Plan turns to students for economic innovation
Students and recent graduates might have more of a reason to stay in the Lansing area if a comprehensive plan introduced Wednesday is successful.
In economic times when Michigan cities are forced to find new ways to innovate and create jobs, Greater Lansing is looking toward regionalism and entrepreneurship to attract young talent and emerging businesses, according to the plan, Greater Lansing Next.
The Lansing Economic Area Partnership Inc. introduced the comprehensive plan Wednesday at Wharton Center. It includes seven different strategies for regional prosperity. Businesses, municipalities and institutions hope the plan will encourage more business opportunities and make the region a place where people want to live and work.
To attract more businesses, the region needs to focus on essential services, research facilities and knowledge-based industries, such as information technology, according to the plan.
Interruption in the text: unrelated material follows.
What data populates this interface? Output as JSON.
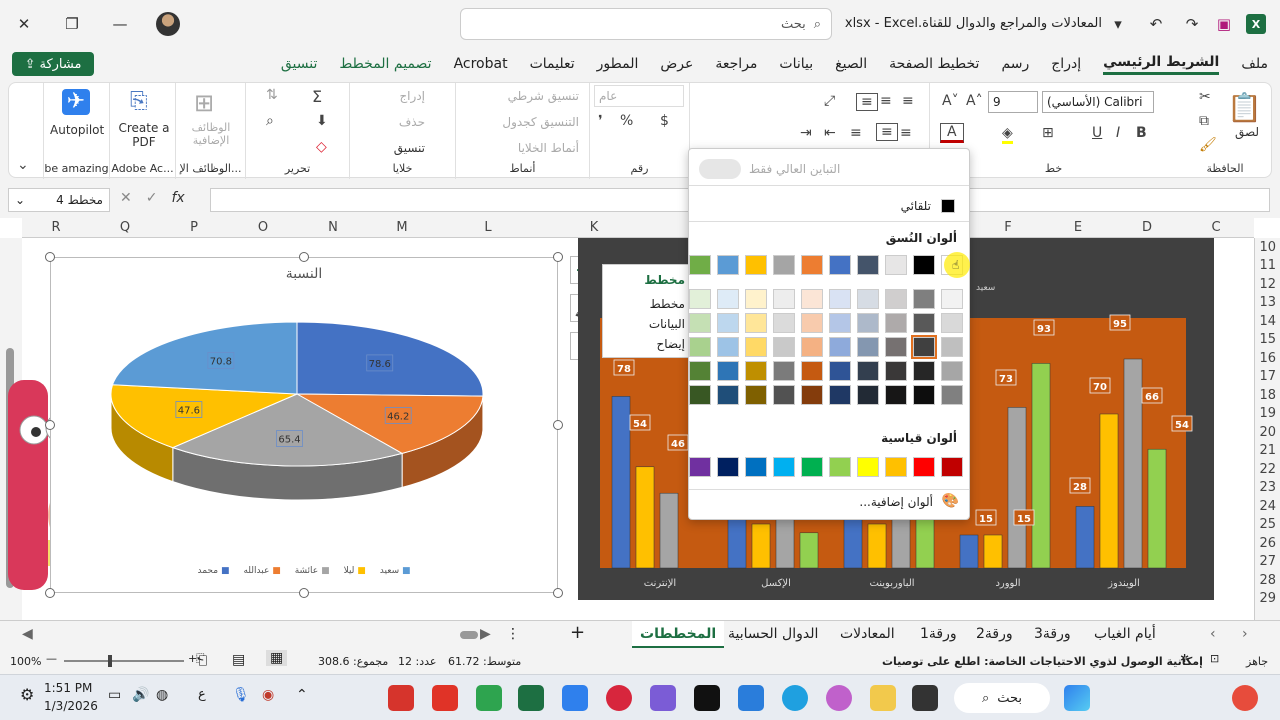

And part of that effort is getting students and recent graduates to invest in the region. Gordon Ferguson, senior business consultant with Michigan Small Business and Technology Development Center, said creating an entrepreneurial epicenter in Lansing will take a younger mind-set.
“(Students) are so incredibly bright,” he said.
“They’ve seen what’s out there and they’ve adapted. I think that is our crown jewel for entrepreneurs and it’s going to start at MSU.”
The plan was created by regional leaders, including members from the city of East Lansing and MSU, who came together and discussed the future of the region. Joseph Reid, chairman and CEO of Capitol Bancorp Limited, said the plan was to create more regional prosperity.
Fisheries and wildlife sophomore Emily Westbrook said if the region was built up more, she would be more likely to take a job in Greater Lansing.
“Right now, all I think Lansing has to offer is that it’s the Capitol and the fact that there is MSU,” she said.
“Aside from that, I have no interest in this city.”
But other students, such as music performance senior Lauren McMurry, said Lansing’s efforts are overshadowed by Michigan’s bleak economy as a whole.
“It’s not just about the city, it’s also about the state,” she said. “For me, I want to go where I feel like there was more opportunity.”
Michael Langley, CEO of Langley Group, a consulting firm that contributed to the comprehensive plan, said regional planning is essential to growth and innovation in a community.
His company helped the city of Pittsburgh become more aggressive in the competitive region as a vibrant city. He said Greater Lansing has the tools to transform like Pittsburgh did.
“Lansing has so many parallels here, with the university, with technology companies and entrepreneurs that are flourishing,” Langley said.
“What we’re seeing is a trend around the country of more and more civic organizations to come together around a single strategy.”